**What is needed**
Look through the material below and count the lines with the string "バスカヴィル館で執事バリモア夫妻が出迎える". Report only the count.

**Dataset excerpts**
============

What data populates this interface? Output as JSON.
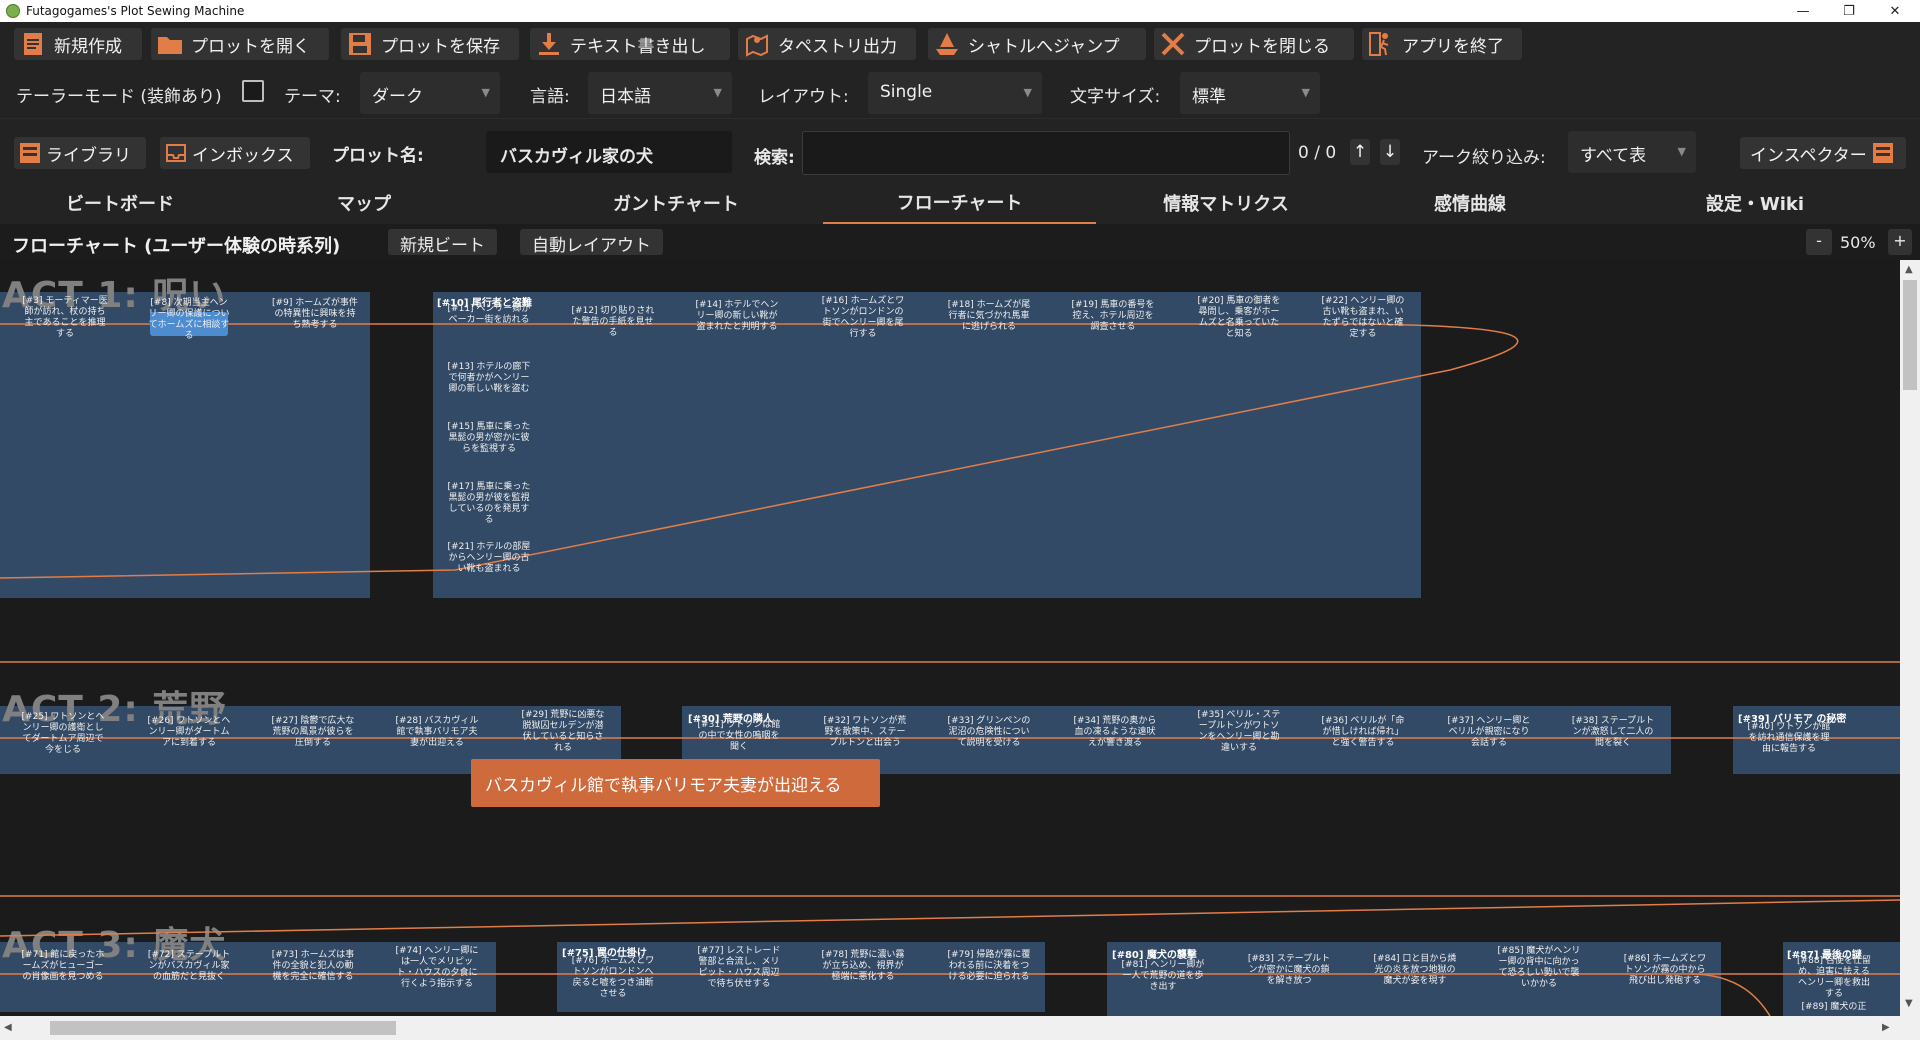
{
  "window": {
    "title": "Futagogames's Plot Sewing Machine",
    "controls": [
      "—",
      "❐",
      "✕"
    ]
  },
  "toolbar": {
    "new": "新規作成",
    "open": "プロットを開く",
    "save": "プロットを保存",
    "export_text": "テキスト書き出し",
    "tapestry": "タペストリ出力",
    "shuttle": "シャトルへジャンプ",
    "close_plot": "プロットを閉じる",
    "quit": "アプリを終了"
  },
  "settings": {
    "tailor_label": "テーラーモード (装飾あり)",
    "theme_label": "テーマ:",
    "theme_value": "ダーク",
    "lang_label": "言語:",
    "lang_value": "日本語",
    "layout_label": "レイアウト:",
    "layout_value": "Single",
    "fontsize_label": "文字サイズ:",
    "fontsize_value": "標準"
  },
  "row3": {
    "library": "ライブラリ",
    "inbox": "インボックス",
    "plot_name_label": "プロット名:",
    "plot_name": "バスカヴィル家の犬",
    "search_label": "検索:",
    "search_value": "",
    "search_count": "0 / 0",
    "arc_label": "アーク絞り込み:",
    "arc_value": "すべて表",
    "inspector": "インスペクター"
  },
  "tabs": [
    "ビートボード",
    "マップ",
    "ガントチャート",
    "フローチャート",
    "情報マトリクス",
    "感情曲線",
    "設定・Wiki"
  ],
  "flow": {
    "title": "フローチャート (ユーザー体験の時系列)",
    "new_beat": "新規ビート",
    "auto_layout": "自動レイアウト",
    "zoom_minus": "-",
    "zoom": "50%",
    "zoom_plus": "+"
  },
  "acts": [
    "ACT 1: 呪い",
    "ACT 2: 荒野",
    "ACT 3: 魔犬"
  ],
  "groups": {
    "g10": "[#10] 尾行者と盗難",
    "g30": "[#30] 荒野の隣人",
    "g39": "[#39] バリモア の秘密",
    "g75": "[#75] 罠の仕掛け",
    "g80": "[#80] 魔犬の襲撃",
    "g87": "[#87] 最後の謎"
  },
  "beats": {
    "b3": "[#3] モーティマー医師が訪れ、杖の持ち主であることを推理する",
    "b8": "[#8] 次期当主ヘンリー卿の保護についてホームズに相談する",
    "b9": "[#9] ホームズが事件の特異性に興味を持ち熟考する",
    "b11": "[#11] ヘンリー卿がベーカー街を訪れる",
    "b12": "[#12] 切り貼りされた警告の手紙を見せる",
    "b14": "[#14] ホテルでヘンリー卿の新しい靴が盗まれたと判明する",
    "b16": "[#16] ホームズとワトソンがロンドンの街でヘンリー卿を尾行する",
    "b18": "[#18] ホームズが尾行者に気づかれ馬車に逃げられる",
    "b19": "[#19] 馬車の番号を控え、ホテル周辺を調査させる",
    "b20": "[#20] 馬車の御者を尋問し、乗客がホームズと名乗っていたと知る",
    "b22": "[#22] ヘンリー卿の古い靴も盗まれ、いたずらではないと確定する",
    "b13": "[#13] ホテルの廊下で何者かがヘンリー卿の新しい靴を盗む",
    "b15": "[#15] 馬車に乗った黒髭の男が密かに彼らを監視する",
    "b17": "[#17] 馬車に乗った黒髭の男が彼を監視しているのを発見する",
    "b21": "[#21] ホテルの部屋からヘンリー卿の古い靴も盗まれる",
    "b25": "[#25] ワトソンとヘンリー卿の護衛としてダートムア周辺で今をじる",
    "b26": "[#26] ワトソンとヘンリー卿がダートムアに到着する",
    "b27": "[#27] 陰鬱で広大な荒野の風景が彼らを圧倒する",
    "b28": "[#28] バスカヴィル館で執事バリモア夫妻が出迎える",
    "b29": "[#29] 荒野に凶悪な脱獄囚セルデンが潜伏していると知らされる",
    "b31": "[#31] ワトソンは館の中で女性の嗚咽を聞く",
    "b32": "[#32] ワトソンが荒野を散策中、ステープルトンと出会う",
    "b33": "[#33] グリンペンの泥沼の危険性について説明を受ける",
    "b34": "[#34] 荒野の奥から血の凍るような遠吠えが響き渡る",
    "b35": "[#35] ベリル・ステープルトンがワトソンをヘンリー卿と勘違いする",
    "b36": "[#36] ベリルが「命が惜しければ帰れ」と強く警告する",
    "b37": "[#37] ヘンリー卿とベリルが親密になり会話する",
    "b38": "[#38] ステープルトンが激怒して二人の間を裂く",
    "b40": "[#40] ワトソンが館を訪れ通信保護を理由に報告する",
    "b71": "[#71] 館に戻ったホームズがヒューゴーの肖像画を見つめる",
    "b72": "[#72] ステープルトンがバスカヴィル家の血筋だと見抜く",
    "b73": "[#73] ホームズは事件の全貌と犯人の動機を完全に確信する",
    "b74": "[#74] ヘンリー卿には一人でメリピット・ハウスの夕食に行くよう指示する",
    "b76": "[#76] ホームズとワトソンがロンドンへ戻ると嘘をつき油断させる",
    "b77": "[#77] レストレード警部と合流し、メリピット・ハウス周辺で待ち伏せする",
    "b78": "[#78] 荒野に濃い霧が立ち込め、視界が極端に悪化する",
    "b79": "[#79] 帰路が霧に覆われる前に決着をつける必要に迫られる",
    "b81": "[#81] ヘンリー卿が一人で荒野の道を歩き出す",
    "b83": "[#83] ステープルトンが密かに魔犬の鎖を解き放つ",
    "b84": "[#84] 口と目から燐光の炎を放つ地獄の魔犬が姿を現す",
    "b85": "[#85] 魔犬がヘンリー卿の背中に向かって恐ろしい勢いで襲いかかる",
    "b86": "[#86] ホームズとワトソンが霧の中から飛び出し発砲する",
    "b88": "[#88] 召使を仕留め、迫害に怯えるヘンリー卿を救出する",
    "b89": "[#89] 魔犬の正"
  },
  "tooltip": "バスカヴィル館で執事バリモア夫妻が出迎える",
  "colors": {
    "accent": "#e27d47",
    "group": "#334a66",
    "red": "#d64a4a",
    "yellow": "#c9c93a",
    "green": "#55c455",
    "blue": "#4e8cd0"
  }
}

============

**Result of this task**
2